Start of Block
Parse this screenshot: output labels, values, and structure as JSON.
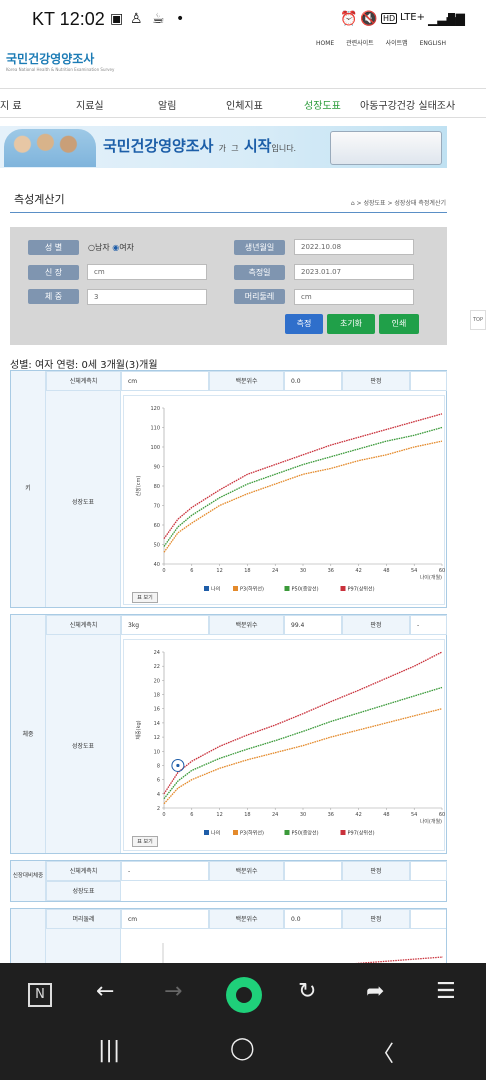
{
  "status_bar": {
    "carrier_time": "KT 12:02",
    "icons_right": "LTE+"
  },
  "top_links": [
    "HOME",
    "관련사이트",
    "사이트맵",
    "ENGLISH"
  ],
  "logo": {
    "title": "국민건강영양조사",
    "subtitle": "Korea National Health & Nutrition Examination Survey"
  },
  "main_menu": [
    "지 료",
    "지료실",
    "알림",
    "인체지표",
    "성장도표",
    "아동구강건강 실태조사"
  ],
  "banner": {
    "title": "국민건강영양조사",
    "tagline_a": "가",
    "tagline_b": "그",
    "tagline_c": "시작",
    "tagline_d": "입니다."
  },
  "page_title": "측성계산기",
  "breadcrumb": "⌂ > 성장도표 > 성장상태 측정계산기",
  "form": {
    "gender_label": "성 별",
    "male": "남자",
    "female": "여자",
    "height_label": "신 장",
    "height_value": "cm",
    "weight_label": "체 중",
    "weight_value": "3",
    "birth_label": "생년월일",
    "birth_value": "2022.10.08",
    "measure_label": "측정일",
    "measure_value": "2023.01.07",
    "head_label": "머리둘레",
    "head_value": "cm",
    "btn_measure": "측정",
    "btn_reset": "초기화",
    "btn_print": "인쇄"
  },
  "summary": "성별: 여자     연령: 0세 3개월(3)개월",
  "edge_tab": "TOP",
  "panels": {
    "height": {
      "section": "키",
      "h1": "신체계측치",
      "v1": "cm",
      "h2": "백분위수",
      "v2": "0.0",
      "h3": "판정",
      "v3": "",
      "chart_label": "성장도표",
      "btn": "표 보기"
    },
    "weight": {
      "section": "체중",
      "h1": "신체계측치",
      "v1": "3kg",
      "h2": "백분위수",
      "v2": "99.4",
      "h3": "판정",
      "v3": "-",
      "chart_label": "성장도표",
      "btn": "표 보기"
    },
    "bmi": {
      "section": "신장대비체중",
      "h1": "신체계측치",
      "v1": "-",
      "h2": "백분위수",
      "v2": "",
      "h3": "판정",
      "v3": "",
      "chart_label": "성장도표"
    },
    "head": {
      "h1": "머리둘레",
      "v1": "cm",
      "h2": "백분위수",
      "v2": "0.0",
      "h3": "판정",
      "v3": ""
    }
  },
  "legend": {
    "me": "나의",
    "p3": "P3(하위선)",
    "p50": "P50(중앙선)",
    "p97": "P97(상위선)"
  },
  "chart_data": [
    {
      "type": "line",
      "title": "",
      "ylabel": "신장(cm)",
      "xlabel": "나이(개월)",
      "x_ticks": [
        0,
        6,
        12,
        18,
        24,
        30,
        36,
        42,
        48,
        54,
        60
      ],
      "y_ticks": [
        40,
        50,
        60,
        70,
        80,
        90,
        100,
        110,
        120
      ],
      "ylim": [
        40,
        120
      ],
      "xlim": [
        0,
        60
      ],
      "series": [
        {
          "name": "P3(하위선)",
          "color": "#e48a2b",
          "x": [
            0,
            3,
            6,
            12,
            18,
            24,
            30,
            36,
            42,
            48,
            54,
            60
          ],
          "y": [
            46,
            56,
            61,
            70,
            76,
            81,
            86,
            89,
            93,
            96,
            100,
            103
          ]
        },
        {
          "name": "P50(중앙선)",
          "color": "#3b9a3a",
          "x": [
            0,
            3,
            6,
            12,
            18,
            24,
            30,
            36,
            42,
            48,
            54,
            60
          ],
          "y": [
            49,
            59,
            65,
            74,
            81,
            86,
            91,
            95,
            99,
            103,
            106,
            110
          ]
        },
        {
          "name": "P97(상위선)",
          "color": "#c9313b",
          "x": [
            0,
            3,
            6,
            12,
            18,
            24,
            30,
            36,
            42,
            48,
            54,
            60
          ],
          "y": [
            53,
            63,
            69,
            78,
            86,
            91,
            96,
            101,
            105,
            109,
            113,
            117
          ]
        }
      ]
    },
    {
      "type": "line",
      "title": "",
      "ylabel": "체중(kg)",
      "xlabel": "나이(개월)",
      "x_ticks": [
        0,
        6,
        12,
        18,
        24,
        30,
        36,
        42,
        48,
        54,
        60
      ],
      "y_ticks": [
        2,
        4,
        6,
        8,
        10,
        12,
        14,
        16,
        18,
        20,
        22,
        24
      ],
      "ylim": [
        2,
        24
      ],
      "xlim": [
        0,
        60
      ],
      "series": [
        {
          "name": "P3(하위선)",
          "color": "#e48a2b",
          "x": [
            0,
            3,
            6,
            12,
            18,
            24,
            30,
            36,
            42,
            48,
            54,
            60
          ],
          "y": [
            2.6,
            4.8,
            6.0,
            7.6,
            8.8,
            9.8,
            10.8,
            12.0,
            13.0,
            14.0,
            15.0,
            16.0
          ]
        },
        {
          "name": "P50(중앙선)",
          "color": "#3b9a3a",
          "x": [
            0,
            3,
            6,
            12,
            18,
            24,
            30,
            36,
            42,
            48,
            54,
            60
          ],
          "y": [
            3.3,
            5.8,
            7.3,
            9.0,
            10.3,
            11.5,
            12.8,
            14.2,
            15.4,
            16.6,
            17.8,
            19.0
          ]
        },
        {
          "name": "P97(상위선)",
          "color": "#c9313b",
          "x": [
            0,
            3,
            6,
            12,
            18,
            24,
            30,
            36,
            42,
            48,
            54,
            60
          ],
          "y": [
            4.0,
            7.0,
            8.6,
            10.7,
            12.3,
            13.7,
            15.3,
            17.0,
            18.6,
            20.3,
            22.0,
            24.0
          ]
        },
        {
          "name": "나의",
          "color": "#1e5da8",
          "x": [
            3
          ],
          "y": [
            8
          ]
        }
      ]
    }
  ]
}
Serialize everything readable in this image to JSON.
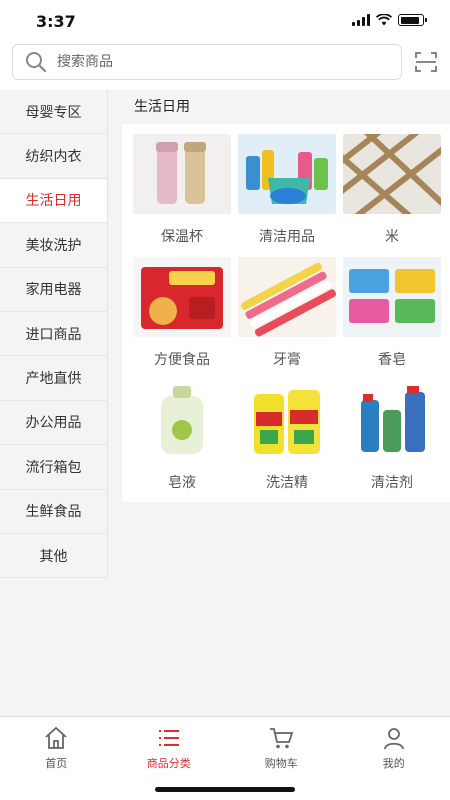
{
  "status": {
    "time": "3:37",
    "battery_level": 0.9
  },
  "search": {
    "placeholder": "搜索商品"
  },
  "sidebar": {
    "items": [
      {
        "label": "母婴专区"
      },
      {
        "label": "纺织内衣"
      },
      {
        "label": "生活日用",
        "active": true
      },
      {
        "label": "美妆洗护"
      },
      {
        "label": "家用电器"
      },
      {
        "label": "进口商品"
      },
      {
        "label": "产地直供"
      },
      {
        "label": "办公用品"
      },
      {
        "label": "流行箱包"
      },
      {
        "label": "生鲜食品"
      },
      {
        "label": "其他"
      }
    ]
  },
  "main": {
    "category_title": "生活日用",
    "products": [
      {
        "name": "保温杯",
        "icon": "thermos-image"
      },
      {
        "name": "清洁用品",
        "icon": "cleaning-supplies-image"
      },
      {
        "name": "米",
        "icon": "rice-image"
      },
      {
        "name": "方便食品",
        "icon": "instant-noodles-image"
      },
      {
        "name": "牙膏",
        "icon": "toothpaste-image"
      },
      {
        "name": "香皂",
        "icon": "soap-image"
      },
      {
        "name": "皂液",
        "icon": "liquid-soap-image"
      },
      {
        "name": "洗洁精",
        "icon": "dish-detergent-image"
      },
      {
        "name": "清洁剂",
        "icon": "cleaner-image"
      }
    ]
  },
  "tabbar": {
    "tabs": [
      {
        "label": "首页",
        "icon": "home-icon"
      },
      {
        "label": "商品分类",
        "icon": "category-list-icon",
        "active": true
      },
      {
        "label": "购物车",
        "icon": "cart-icon"
      },
      {
        "label": "我的",
        "icon": "user-icon"
      }
    ]
  },
  "colors": {
    "accent": "#d9302b",
    "active_bg": "#ffffff",
    "page_bg": "#f4f4f4"
  }
}
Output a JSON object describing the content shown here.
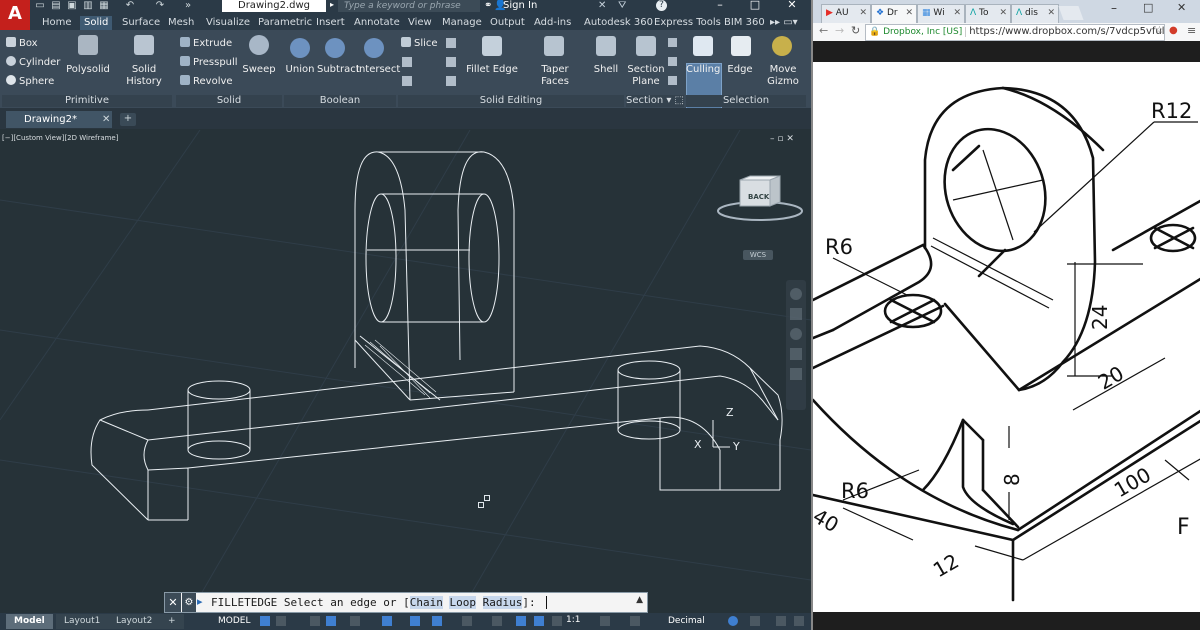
{
  "autocad": {
    "app_letter": "A",
    "file_title": "Drawing2.dwg",
    "search_placeholder": "Type a keyword or phrase",
    "sign_in": "Sign In",
    "ribbon_tabs": [
      "Home",
      "Solid",
      "Surface",
      "Mesh",
      "Visualize",
      "Parametric",
      "Insert",
      "Annotate",
      "View",
      "Manage",
      "Output",
      "Add-ins",
      "Autodesk 360",
      "Express Tools",
      "BIM 360"
    ],
    "active_tab": "Solid",
    "panels": {
      "primitive": {
        "title": "Primitive",
        "buttons": [
          "Box",
          "Cylinder",
          "Sphere"
        ],
        "big": [
          "Polysolid",
          "Solid History"
        ]
      },
      "solid": {
        "title": "Solid",
        "buttons": [
          "Extrude",
          "Presspull",
          "Revolve"
        ],
        "big": [
          "Sweep"
        ]
      },
      "boolean": {
        "title": "Boolean",
        "big": [
          "Union",
          "Subtract",
          "Intersect"
        ]
      },
      "solid_editing": {
        "title": "Solid Editing",
        "buttons": [
          "Slice"
        ],
        "big": [
          "Fillet Edge",
          "Taper Faces",
          "Shell"
        ]
      },
      "section": {
        "title": "Section",
        "big_line1": "Section",
        "big_line2": "Plane"
      },
      "selection": {
        "title": "Selection",
        "big": [
          "Culling",
          "Edge"
        ],
        "gizmo_line1": "Move",
        "gizmo_line2": "Gizmo"
      }
    },
    "doc_tab": "Drawing2*",
    "view_label": "[−][Custom View][2D Wireframe]",
    "viewcube_face": "BACK",
    "wcs_label": "WCS",
    "axis_z": "Z",
    "axis_y": "Y",
    "axis_x": "X",
    "command": {
      "name": "FILLETEDGE",
      "prompt": "Select an edge or [",
      "opt_chain": "Chain",
      "opt_loop": "Loop",
      "opt_radius": "Radius",
      "suffix": "]:"
    },
    "layout_tabs": [
      "Model",
      "Layout1",
      "Layout2"
    ],
    "status_model": "MODEL",
    "status_scale": "1:1",
    "status_units": "Decimal"
  },
  "browser": {
    "tabs": [
      {
        "icon": "youtube-icon",
        "label": "AU"
      },
      {
        "icon": "dropbox-icon",
        "label": "Dr"
      },
      {
        "icon": "windows-icon",
        "label": "Wi"
      },
      {
        "icon": "autodesk-icon",
        "label": "To"
      },
      {
        "icon": "autodesk-icon",
        "label": "dis"
      }
    ],
    "secure_label": "Dropbox, Inc [US]",
    "url": "https://www.dropbox.com/s/7vdcp5vfulxo/"
  },
  "drawing": {
    "dims": {
      "r12": "R12",
      "r6_top": "R6",
      "r6_bottom": "R6",
      "d24": "24",
      "d20": "20",
      "d8": "8",
      "d100": "100",
      "d12": "12",
      "d40": "40",
      "view_f": "F"
    }
  },
  "colors": {
    "autocad_bg": "#263238",
    "ribbon": "#3b4a58",
    "accent_blue": "#5b7fa6",
    "autocad_red": "#c4201c"
  }
}
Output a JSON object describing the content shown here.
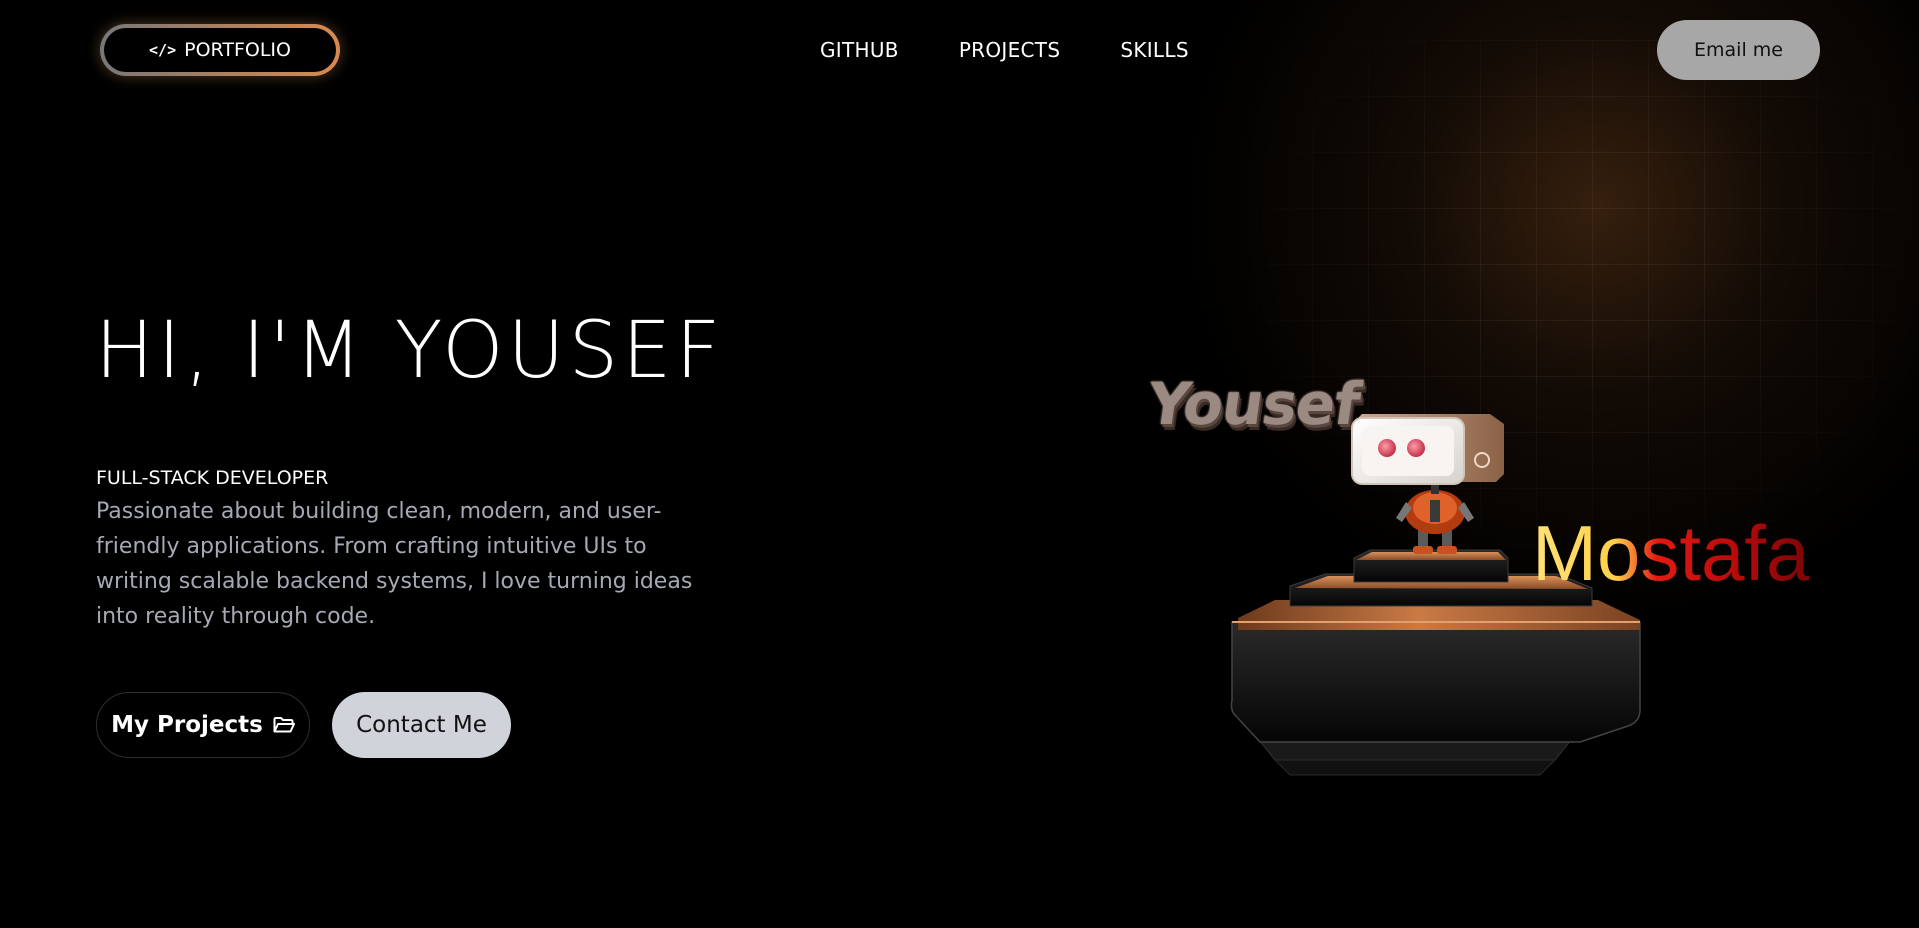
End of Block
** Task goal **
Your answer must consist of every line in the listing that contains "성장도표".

** Exercise output **
    "성장도표",
  "breadcrumb": "⌂ > 성장도표 > 성장상태 측정계산기",
      "chart_label": "성장도표",
      "chart_label": "성장도표",
      "chart_label": "성장도표"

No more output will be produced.